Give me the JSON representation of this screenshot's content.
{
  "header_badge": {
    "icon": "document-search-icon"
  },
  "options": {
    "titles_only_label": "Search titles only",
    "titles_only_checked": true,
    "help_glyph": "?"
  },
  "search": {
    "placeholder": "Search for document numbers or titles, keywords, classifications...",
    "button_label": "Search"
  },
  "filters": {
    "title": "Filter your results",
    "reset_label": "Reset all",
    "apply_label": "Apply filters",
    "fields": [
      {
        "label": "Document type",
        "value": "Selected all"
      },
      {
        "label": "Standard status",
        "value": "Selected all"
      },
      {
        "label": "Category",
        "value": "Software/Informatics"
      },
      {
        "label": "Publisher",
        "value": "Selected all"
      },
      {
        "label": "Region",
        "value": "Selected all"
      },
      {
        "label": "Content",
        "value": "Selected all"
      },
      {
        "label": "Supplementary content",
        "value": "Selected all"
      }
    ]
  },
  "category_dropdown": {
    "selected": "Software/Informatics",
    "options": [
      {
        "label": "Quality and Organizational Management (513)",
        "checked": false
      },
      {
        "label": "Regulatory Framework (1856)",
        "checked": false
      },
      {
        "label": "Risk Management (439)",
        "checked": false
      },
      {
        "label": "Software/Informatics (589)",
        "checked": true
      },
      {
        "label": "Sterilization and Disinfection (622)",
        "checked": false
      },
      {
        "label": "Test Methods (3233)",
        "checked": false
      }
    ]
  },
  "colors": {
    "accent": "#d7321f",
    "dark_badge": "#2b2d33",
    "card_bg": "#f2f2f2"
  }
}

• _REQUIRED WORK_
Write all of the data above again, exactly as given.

• _TASK RESPONSE_
Give me the JSON representation of this screenshot's content.
{
  "header_badge": {
    "icon": "document-search-icon"
  },
  "options": {
    "titles_only_label": "Search titles only",
    "titles_only_checked": true,
    "help_glyph": "?"
  },
  "search": {
    "placeholder": "Search for document numbers or titles, keywords, classifications...",
    "button_label": "Search"
  },
  "filters": {
    "title": "Filter your results",
    "reset_label": "Reset all",
    "apply_label": "Apply filters",
    "fields": [
      {
        "label": "Document type",
        "value": "Selected all"
      },
      {
        "label": "Standard status",
        "value": "Selected all"
      },
      {
        "label": "Category",
        "value": "Software/Informatics"
      },
      {
        "label": "Publisher",
        "value": "Selected all"
      },
      {
        "label": "Region",
        "value": "Selected all"
      },
      {
        "label": "Content",
        "value": "Selected all"
      },
      {
        "label": "Supplementary content",
        "value": "Selected all"
      }
    ]
  },
  "category_dropdown": {
    "selected": "Software/Informatics",
    "options": [
      {
        "label": "Quality and Organizational Management (513)",
        "checked": false
      },
      {
        "label": "Regulatory Framework (1856)",
        "checked": false
      },
      {
        "label": "Risk Management (439)",
        "checked": false
      },
      {
        "label": "Software/Informatics (589)",
        "checked": true
      },
      {
        "label": "Sterilization and Disinfection (622)",
        "checked": false
      },
      {
        "label": "Test Methods (3233)",
        "checked": false
      }
    ]
  },
  "colors": {
    "accent": "#d7321f",
    "dark_badge": "#2b2d33",
    "card_bg": "#f2f2f2"
  }
}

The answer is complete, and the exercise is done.